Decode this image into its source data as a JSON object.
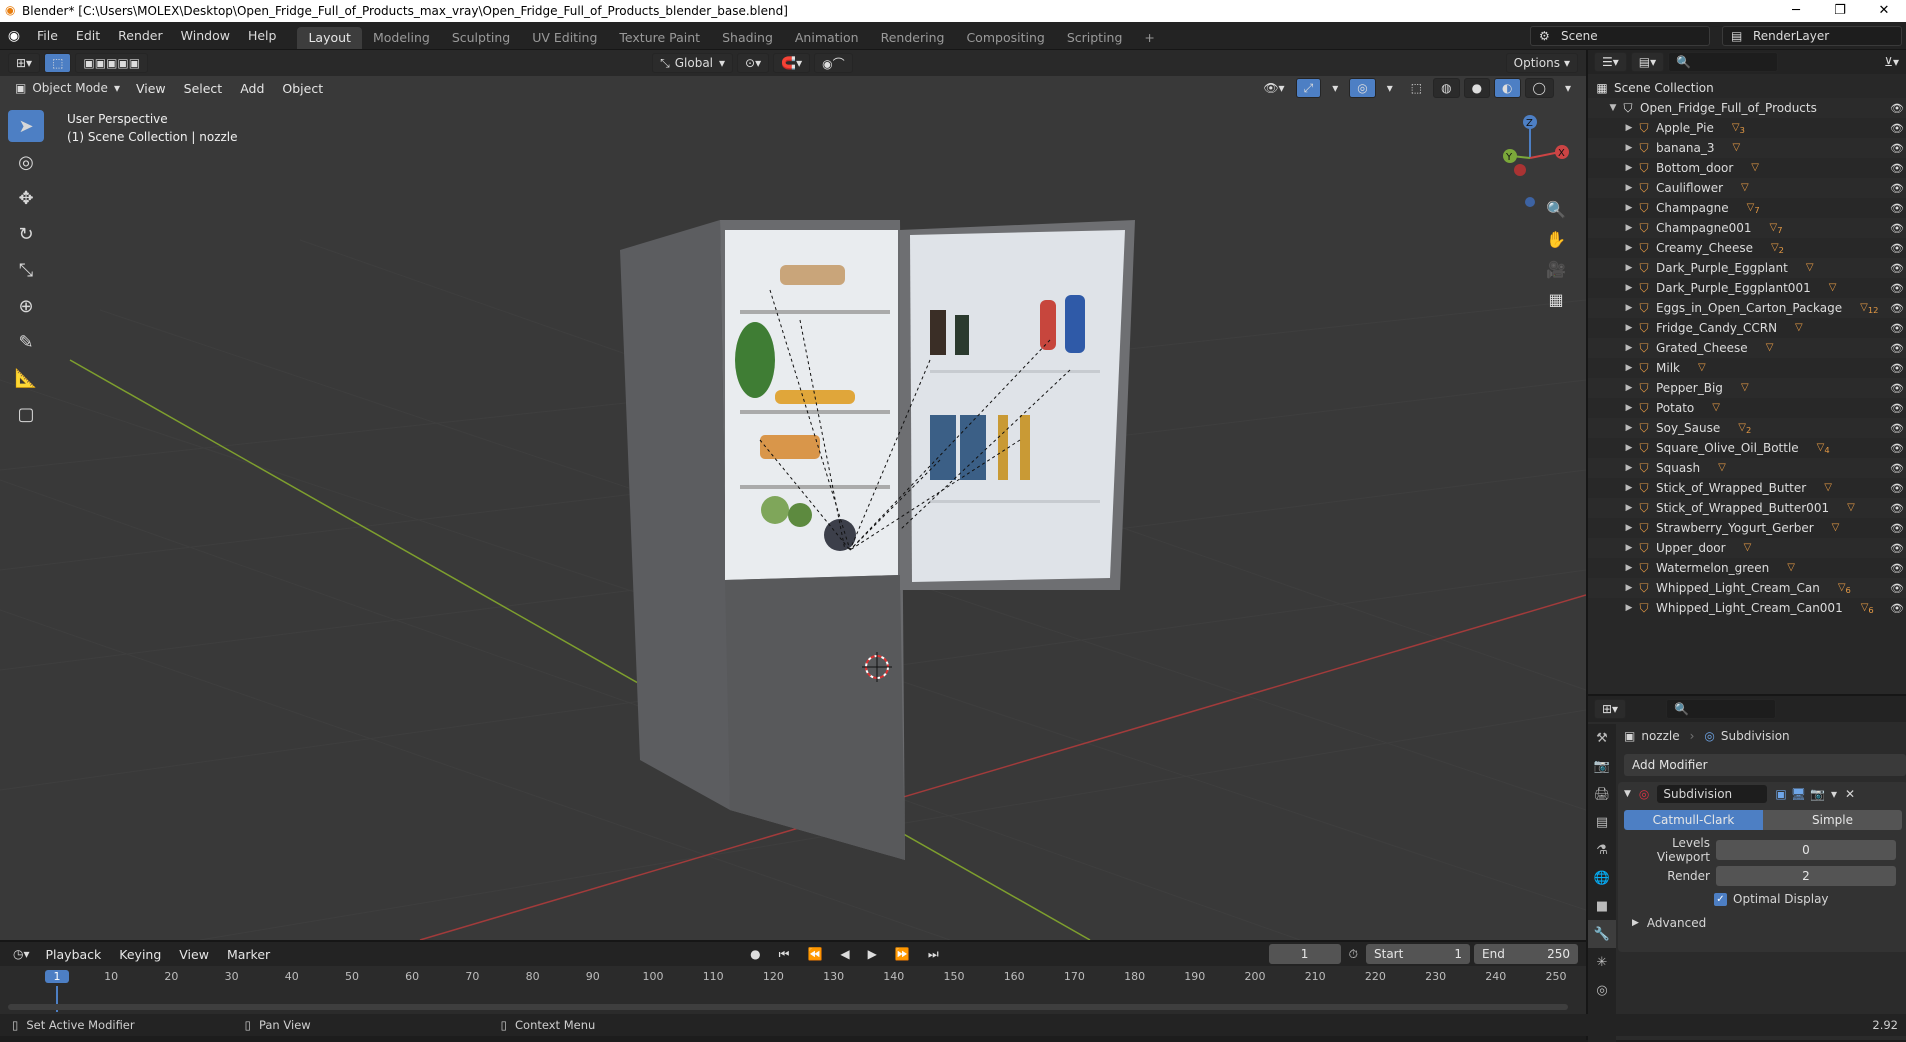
{
  "title_bar": {
    "text": "Blender* [C:\\Users\\MOLEX\\Desktop\\Open_Fridge_Full_of_Products_max_vray\\Open_Fridge_Full_of_Products_blender_base.blend]",
    "minimize": "─",
    "maximize": "❐",
    "close": "✕"
  },
  "top_menu": [
    "File",
    "Edit",
    "Render",
    "Window",
    "Help"
  ],
  "workspace_tabs": [
    "Layout",
    "Modeling",
    "Sculpting",
    "UV Editing",
    "Texture Paint",
    "Shading",
    "Animation",
    "Rendering",
    "Compositing",
    "Scripting"
  ],
  "workspace_add": "+",
  "scene_name": "Scene",
  "render_layer": "RenderLayer",
  "viewport": {
    "mode": "Object Mode",
    "menus": [
      "View",
      "Select",
      "Add",
      "Object"
    ],
    "transform_orientation": "Global",
    "options_label": "Options",
    "info_line1": "User Perspective",
    "info_line2": "(1) Scene Collection | nozzle",
    "gizmo_axes": {
      "z": "Z",
      "y": "Y",
      "x": "X"
    }
  },
  "outliner": {
    "root": "Scene Collection",
    "collection": "Open_Fridge_Full_of_Products",
    "items": [
      {
        "name": "Apple_Pie",
        "badge": "3"
      },
      {
        "name": "banana_3",
        "badge": ""
      },
      {
        "name": "Bottom_door",
        "badge": ""
      },
      {
        "name": "Cauliflower",
        "badge": ""
      },
      {
        "name": "Champagne",
        "badge": "7"
      },
      {
        "name": "Champagne001",
        "badge": "7"
      },
      {
        "name": "Creamy_Cheese",
        "badge": "2"
      },
      {
        "name": "Dark_Purple_Eggplant",
        "badge": ""
      },
      {
        "name": "Dark_Purple_Eggplant001",
        "badge": ""
      },
      {
        "name": "Eggs_in_Open_Carton_Package",
        "badge": "12"
      },
      {
        "name": "Fridge_Candy_CCRN",
        "badge": ""
      },
      {
        "name": "Grated_Cheese",
        "badge": ""
      },
      {
        "name": "Milk",
        "badge": ""
      },
      {
        "name": "Pepper_Big",
        "badge": ""
      },
      {
        "name": "Potato",
        "badge": ""
      },
      {
        "name": "Soy_Sause",
        "badge": "2"
      },
      {
        "name": "Square_Olive_Oil_Bottle",
        "badge": "4"
      },
      {
        "name": "Squash",
        "badge": ""
      },
      {
        "name": "Stick_of_Wrapped_Butter",
        "badge": ""
      },
      {
        "name": "Stick_of_Wrapped_Butter001",
        "badge": ""
      },
      {
        "name": "Strawberry_Yogurt_Gerber",
        "badge": ""
      },
      {
        "name": "Upper_door",
        "badge": ""
      },
      {
        "name": "Watermelon_green",
        "badge": ""
      },
      {
        "name": "Whipped_Light_Cream_Can",
        "badge": "6"
      },
      {
        "name": "Whipped_Light_Cream_Can001",
        "badge": "6"
      }
    ]
  },
  "properties": {
    "object_name": "nozzle",
    "modifier_context": "Subdivision",
    "add_modifier": "Add Modifier",
    "modifier_name": "Subdivision",
    "algo_catmull": "Catmull-Clark",
    "algo_simple": "Simple",
    "levels_viewport_label": "Levels Viewport",
    "levels_viewport_value": "0",
    "render_label": "Render",
    "render_value": "2",
    "optimal_display": "Optimal Display",
    "advanced": "Advanced"
  },
  "timeline": {
    "menus": [
      "Playback",
      "Keying",
      "View",
      "Marker"
    ],
    "current_frame": "1",
    "start_label": "Start",
    "start_value": "1",
    "end_label": "End",
    "end_value": "250",
    "ticks": [
      "1",
      "10",
      "20",
      "30",
      "40",
      "50",
      "60",
      "70",
      "80",
      "90",
      "100",
      "110",
      "120",
      "130",
      "140",
      "150",
      "160",
      "170",
      "180",
      "190",
      "200",
      "210",
      "220",
      "230",
      "240",
      "250"
    ]
  },
  "status_bar": {
    "left": "Set Active Modifier",
    "mid": "Pan View",
    "right": "Context Menu",
    "version": "2.92"
  },
  "colors": {
    "accent": "#4d7fc4",
    "object": "#e59a45",
    "mesh": "#5ec68b",
    "modifier": "#6fa6e8",
    "grid": "#393939"
  }
}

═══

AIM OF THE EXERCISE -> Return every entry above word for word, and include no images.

EXERCISE ANSWER ->
Decode this image into its source data as a JSON object.
{
  "title_bar": {
    "text": "Blender* [C:\\Users\\MOLEX\\Desktop\\Open_Fridge_Full_of_Products_max_vray\\Open_Fridge_Full_of_Products_blender_base.blend]",
    "minimize": "─",
    "maximize": "❐",
    "close": "✕"
  },
  "top_menu": [
    "File",
    "Edit",
    "Render",
    "Window",
    "Help"
  ],
  "workspace_tabs": [
    "Layout",
    "Modeling",
    "Sculpting",
    "UV Editing",
    "Texture Paint",
    "Shading",
    "Animation",
    "Rendering",
    "Compositing",
    "Scripting"
  ],
  "workspace_add": "+",
  "scene_name": "Scene",
  "render_layer": "RenderLayer",
  "viewport": {
    "mode": "Object Mode",
    "menus": [
      "View",
      "Select",
      "Add",
      "Object"
    ],
    "transform_orientation": "Global",
    "options_label": "Options",
    "info_line1": "User Perspective",
    "info_line2": "(1) Scene Collection | nozzle",
    "gizmo_axes": {
      "z": "Z",
      "y": "Y",
      "x": "X"
    }
  },
  "outliner": {
    "root": "Scene Collection",
    "collection": "Open_Fridge_Full_of_Products",
    "items": [
      {
        "name": "Apple_Pie",
        "badge": "3"
      },
      {
        "name": "banana_3",
        "badge": ""
      },
      {
        "name": "Bottom_door",
        "badge": ""
      },
      {
        "name": "Cauliflower",
        "badge": ""
      },
      {
        "name": "Champagne",
        "badge": "7"
      },
      {
        "name": "Champagne001",
        "badge": "7"
      },
      {
        "name": "Creamy_Cheese",
        "badge": "2"
      },
      {
        "name": "Dark_Purple_Eggplant",
        "badge": ""
      },
      {
        "name": "Dark_Purple_Eggplant001",
        "badge": ""
      },
      {
        "name": "Eggs_in_Open_Carton_Package",
        "badge": "12"
      },
      {
        "name": "Fridge_Candy_CCRN",
        "badge": ""
      },
      {
        "name": "Grated_Cheese",
        "badge": ""
      },
      {
        "name": "Milk",
        "badge": ""
      },
      {
        "name": "Pepper_Big",
        "badge": ""
      },
      {
        "name": "Potato",
        "badge": ""
      },
      {
        "name": "Soy_Sause",
        "badge": "2"
      },
      {
        "name": "Square_Olive_Oil_Bottle",
        "badge": "4"
      },
      {
        "name": "Squash",
        "badge": ""
      },
      {
        "name": "Stick_of_Wrapped_Butter",
        "badge": ""
      },
      {
        "name": "Stick_of_Wrapped_Butter001",
        "badge": ""
      },
      {
        "name": "Strawberry_Yogurt_Gerber",
        "badge": ""
      },
      {
        "name": "Upper_door",
        "badge": ""
      },
      {
        "name": "Watermelon_green",
        "badge": ""
      },
      {
        "name": "Whipped_Light_Cream_Can",
        "badge": "6"
      },
      {
        "name": "Whipped_Light_Cream_Can001",
        "badge": "6"
      }
    ]
  },
  "properties": {
    "object_name": "nozzle",
    "modifier_context": "Subdivision",
    "add_modifier": "Add Modifier",
    "modifier_name": "Subdivision",
    "algo_catmull": "Catmull-Clark",
    "algo_simple": "Simple",
    "levels_viewport_label": "Levels Viewport",
    "levels_viewport_value": "0",
    "render_label": "Render",
    "render_value": "2",
    "optimal_display": "Optimal Display",
    "advanced": "Advanced"
  },
  "timeline": {
    "menus": [
      "Playback",
      "Keying",
      "View",
      "Marker"
    ],
    "current_frame": "1",
    "start_label": "Start",
    "start_value": "1",
    "end_label": "End",
    "end_value": "250",
    "ticks": [
      "1",
      "10",
      "20",
      "30",
      "40",
      "50",
      "60",
      "70",
      "80",
      "90",
      "100",
      "110",
      "120",
      "130",
      "140",
      "150",
      "160",
      "170",
      "180",
      "190",
      "200",
      "210",
      "220",
      "230",
      "240",
      "250"
    ]
  },
  "status_bar": {
    "left": "Set Active Modifier",
    "mid": "Pan View",
    "right": "Context Menu",
    "version": "2.92"
  },
  "colors": {
    "accent": "#4d7fc4",
    "object": "#e59a45",
    "mesh": "#5ec68b",
    "modifier": "#6fa6e8",
    "grid": "#393939"
  }
}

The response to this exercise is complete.